Browse Prior Art Database

Asynchronous Signal Tracking Logic

IP.com Disclosure Number: IPCOM000112410D
Original Publication Date: 1994-May-01
Included in the Prior Art Database: 2005-Mar-27
Document File: 6 page(s) / 128K

Publishing Venue

IBM

Related People

Bronson, T: AUTHOR [+3]

Abstract

This disclosure describes the means to stretch the use of older technologies or extend the abilities of new technologies in the area of interface synchronization.

This text was extracted from an ASCII text file.
This is the abbreviated version, containing approximately 52% of the total text.

Asynchronous Signal Tracking Logic

      This disclosure describes the means to stretch the use of older
technologies or extend the abilities of new technologies in the area
of interface synchronization.

      As asynchronous interfaces increase in speed, the clock rate
needed to synchronize to the interface can exceed the viable clock
rate for a given technology.

      Asynchronous interfaces require synchronization to the
interface chip's native clocks in order to control the flow of data
through the chip.  In order to recreate a signal Nyquist criterion
requires that it must be sampled at at least twice the frequency of
the highest frequency contained in the signal.  In a strictly digital
application the component frequencies making up the transition edges
do not need to be considered in determining the sampling rate.

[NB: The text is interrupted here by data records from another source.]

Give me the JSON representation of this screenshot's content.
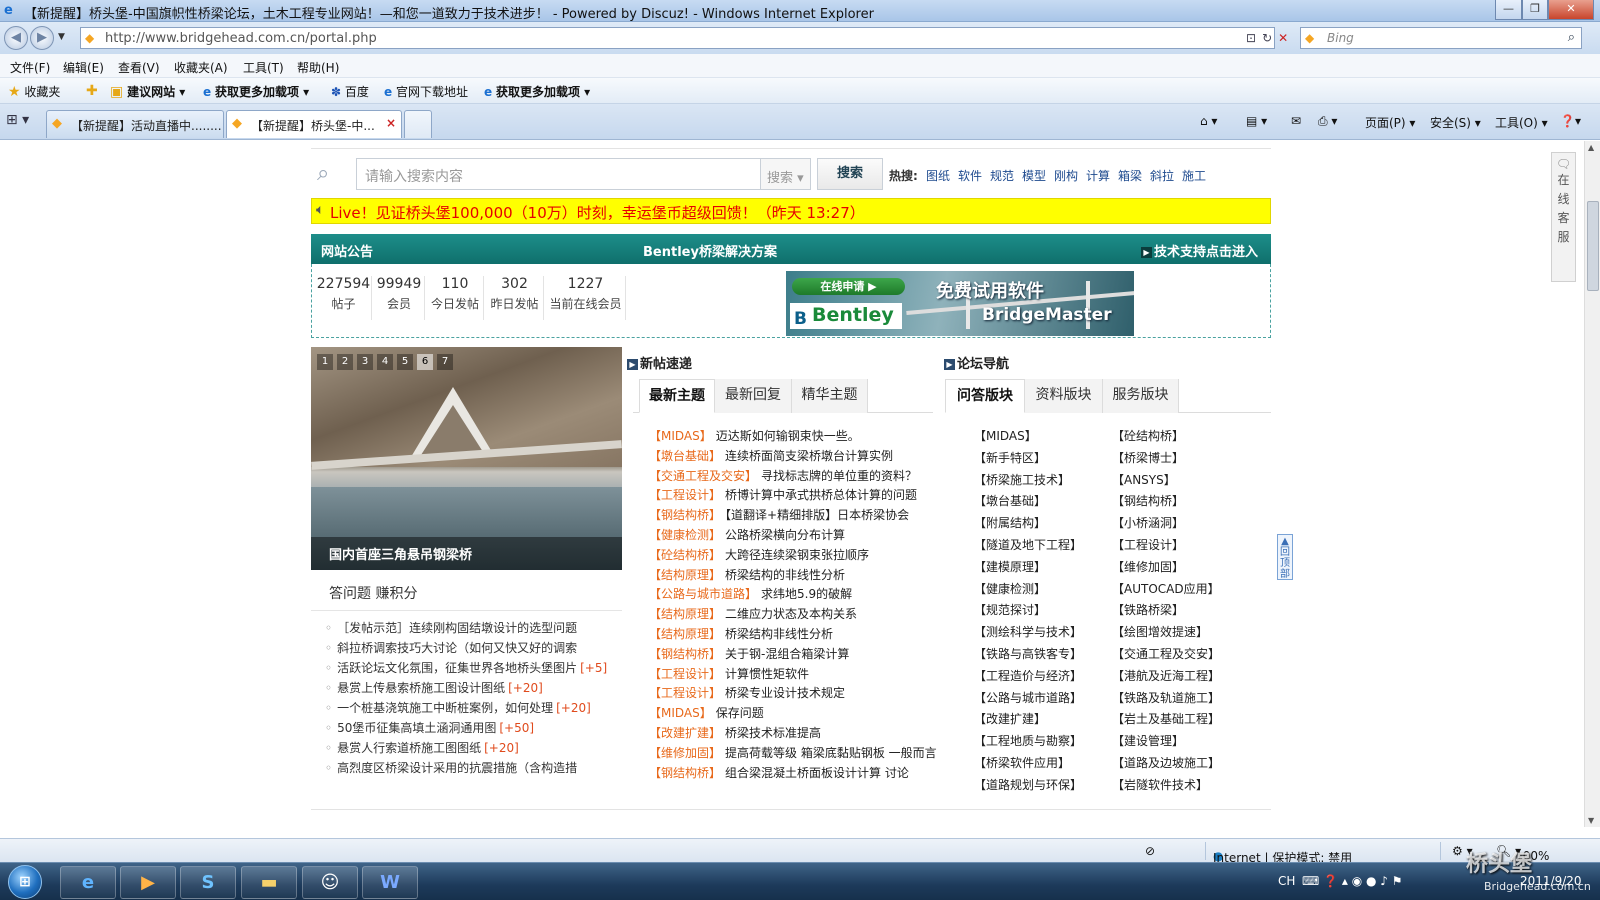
{
  "window": {
    "title": "【新提醒】桥头堡-中国旗帜性桥梁论坛，土木工程专业网站！—和您一道致力于技术进步！ - Powered by Discuz! - Windows Internet Explorer"
  },
  "address": {
    "url": "http://www.bridgehead.com.cn/portal.php",
    "search_placeholder": "Bing"
  },
  "menu": [
    "文件(F)",
    "编辑(E)",
    "查看(V)",
    "收藏夹(A)",
    "工具(T)",
    "帮助(H)"
  ],
  "favorites": {
    "label": "收藏夹",
    "items": [
      "建议网站 ▾",
      "获取更多加载项 ▾",
      "百度",
      "官网下载地址",
      "获取更多加载项 ▾"
    ]
  },
  "tabs": [
    {
      "label": "【新提醒】活动直播中........",
      "active": false
    },
    {
      "label": "【新提醒】桥头堡-中...",
      "active": true
    }
  ],
  "commandbar": [
    "页面(P) ▾",
    "安全(S) ▾",
    "工具(O) ▾"
  ],
  "site": {
    "search_placeholder": "请输入搜索内容",
    "search_scope": "搜索 ▾",
    "search_button": "搜索",
    "hot_label": "热搜:",
    "hot_terms": [
      "图纸",
      "软件",
      "规范",
      "模型",
      "刚构",
      "计算",
      "箱梁",
      "斜拉",
      "施工"
    ],
    "notice": "Live！见证桥头堡100,000（10万）时刻，幸运堡币超级回馈！（昨天 13:27）",
    "announce_left": "网站公告",
    "announce_center": "Bentley桥梁解决方案",
    "announce_right": "技术支持点击进入",
    "stats": [
      {
        "value": "227594",
        "label": "帖子"
      },
      {
        "value": "99949",
        "label": "会员"
      },
      {
        "value": "110",
        "label": "今日发帖"
      },
      {
        "value": "302",
        "label": "昨日发帖"
      },
      {
        "value": "1227",
        "label": "当前在线会员"
      }
    ],
    "banner": {
      "apply": "在线申请 ▶",
      "trial": "免费试用软件",
      "logo": "Bentley",
      "product": "BridgeMaster"
    },
    "slider": {
      "pages": [
        "1",
        "2",
        "3",
        "4",
        "5",
        "6",
        "7"
      ],
      "active_page": "6",
      "caption": "国内首座三角悬吊钢梁桥"
    },
    "qa": {
      "title": "答问题 赚积分",
      "items": [
        {
          "text": "［发帖示范］连续刚构固结墩设计的选型问题",
          "points": ""
        },
        {
          "text": "斜拉桥调索技巧大讨论（如何又快又好的调索",
          "points": ""
        },
        {
          "text": "活跃论坛文化氛围，征集世界各地桥头堡图片",
          "points": "[+5]"
        },
        {
          "text": "悬赏上传悬索桥施工图设计图纸",
          "points": "[+20]"
        },
        {
          "text": "一个桩基浇筑施工中断桩案例，如何处理",
          "points": "[+20]"
        },
        {
          "text": "50堡币征集高填土涵洞通用图",
          "points": "[+50]"
        },
        {
          "text": "悬赏人行索道桥施工图图纸",
          "points": "[+20]"
        },
        {
          "text": "高烈度区桥梁设计采用的抗震措施（含构造措",
          "points": ""
        }
      ]
    },
    "new_posts": {
      "title": "新帖速递",
      "tabs": [
        "最新主题",
        "最新回复",
        "精华主题"
      ],
      "items": [
        {
          "cat": "【MIDAS】",
          "title": "迈达斯如何输钢束快一些。"
        },
        {
          "cat": "【墩台基础】",
          "title": "连续桥面简支梁桥墩台计算实例"
        },
        {
          "cat": "【交通工程及交安】",
          "title": "寻找标志牌的单位重的资料？"
        },
        {
          "cat": "【工程设计】",
          "title": "桥博计算中承式拱桥总体计算的问题"
        },
        {
          "cat": "【钢结构桥】",
          "title": "【道翻译+精细排版】日本桥梁协会"
        },
        {
          "cat": "【健康检测】",
          "title": "公路桥梁横向分布计算"
        },
        {
          "cat": "【砼结构桥】",
          "title": "大跨径连续梁钢束张拉顺序"
        },
        {
          "cat": "【结构原理】",
          "title": "桥梁结构的非线性分析"
        },
        {
          "cat": "【公路与城市道路】",
          "title": "求纬地5.9的破解"
        },
        {
          "cat": "【结构原理】",
          "title": "二维应力状态及本构关系"
        },
        {
          "cat": "【结构原理】",
          "title": "桥梁结构非线性分析"
        },
        {
          "cat": "【钢结构桥】",
          "title": "关于钢-混组合箱梁计算"
        },
        {
          "cat": "【工程设计】",
          "title": "计算惯性矩软件"
        },
        {
          "cat": "【工程设计】",
          "title": "桥梁专业设计技术规定"
        },
        {
          "cat": "【MIDAS】",
          "title": "保存问题"
        },
        {
          "cat": "【改建扩建】",
          "title": "桥梁技术标准提高"
        },
        {
          "cat": "【维修加固】",
          "title": "提高荷载等级 箱梁底黏贴钢板 一般而言"
        },
        {
          "cat": "【钢结构桥】",
          "title": "组合梁混凝土桥面板设计计算 讨论"
        }
      ]
    },
    "forum_nav": {
      "title": "论坛导航",
      "tabs": [
        "问答版块",
        "资料版块",
        "服务版块"
      ],
      "col1": [
        "【MIDAS】",
        "【新手特区】",
        "【桥梁施工技术】",
        "【墩台基础】",
        "【附属结构】",
        "【隧道及地下工程】",
        "【建模原理】",
        "【健康检测】",
        "【规范探讨】",
        "【测绘科学与技术】",
        "【铁路与高铁客专】",
        "【工程造价与经济】",
        "【公路与城市道路】",
        "【改建扩建】",
        "【工程地质与勘察】",
        "【桥梁软件应用】",
        "【道路规划与环保】"
      ],
      "col2": [
        "【砼结构桥】",
        "【桥梁博士】",
        "【ANSYS】",
        "【钢结构桥】",
        "【小桥涵洞】",
        "【工程设计】",
        "【维修加固】",
        "【AUTOCAD应用】",
        "【铁路桥梁】",
        "【绘图增效提速】",
        "【交通工程及交安】",
        "【港航及近海工程】",
        "【铁路及轨道施工】",
        "【岩土及基础工程】",
        "【建设管理】",
        "【道路及边坡施工】",
        "【岩隧软件技术】"
      ]
    },
    "side_service": [
      "在",
      "线",
      "客",
      "服"
    ],
    "to_top": "回顶部"
  },
  "status": {
    "zone": "Internet | 保护模式: 禁用",
    "zoom": "100%"
  },
  "taskbar": {
    "tray_lang": "CH",
    "clock": "2011/9/20"
  },
  "watermark": {
    "text": "桥头堡",
    "url": "Bridgehead.com.cn"
  },
  "colors": {
    "accent_teal": "#1d8e8a",
    "notice_yellow": "#ffff00",
    "notice_red": "#e60000",
    "category_orange": "#e8691b"
  }
}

      Theoretically fs > = 2fa, where fs is the sampling frequency
and fa is the maximum asynchronous signal frequency.  If sampling is
exactly twice the asynchronous frequency violation of the set or hold
time of the sampling latch can cause metastability and aliasing.
Therefore fs > 2fa + k, where k is some technology dependent constant
based on the setup and hold time of the sampling latch.

      This invention is hardware to create an effective fa (fe) which
is much lower than the actual fa, fe = fa/d.  d is a divide constant
used to lower fa so that fs > 2fe + k, or fs > 2 (fa/d) + k.

      Fig.  1 is a high level diagram of the synchronization
circuitry.  The Signal Conditioning block repowers the asynchronous
signal and provides the clock signals used by the Divide By d block.
The Divide By d block is a modulo d counter.  The Decoder block
decodes the modulo d counter to enable the appropriate
Synchronization Stream block.  The Synchronization Stream block
synchronizes the effective asynchronous signal fe to the internal
clocks.

      Fig. 2 shows an IBM CMOS II LSSD implementation of the Signal
Conditioning block.  The clock splitter book provides the LSSD clocks
needed by the modulo 4 (gray code) counter in Fig. 3.  Fig. 4 shows
the simple AND logic used to decode the asynchronous counter.  The
asynchronous counter and decode logic could be replaced by a circular
shift register ring using the splitter book clocks.  With only one
shift register bit at a time active high extra decoding logic is not
needed.  (This implementation had additional functional requirements
not germane to the disclosure so the ring method was not...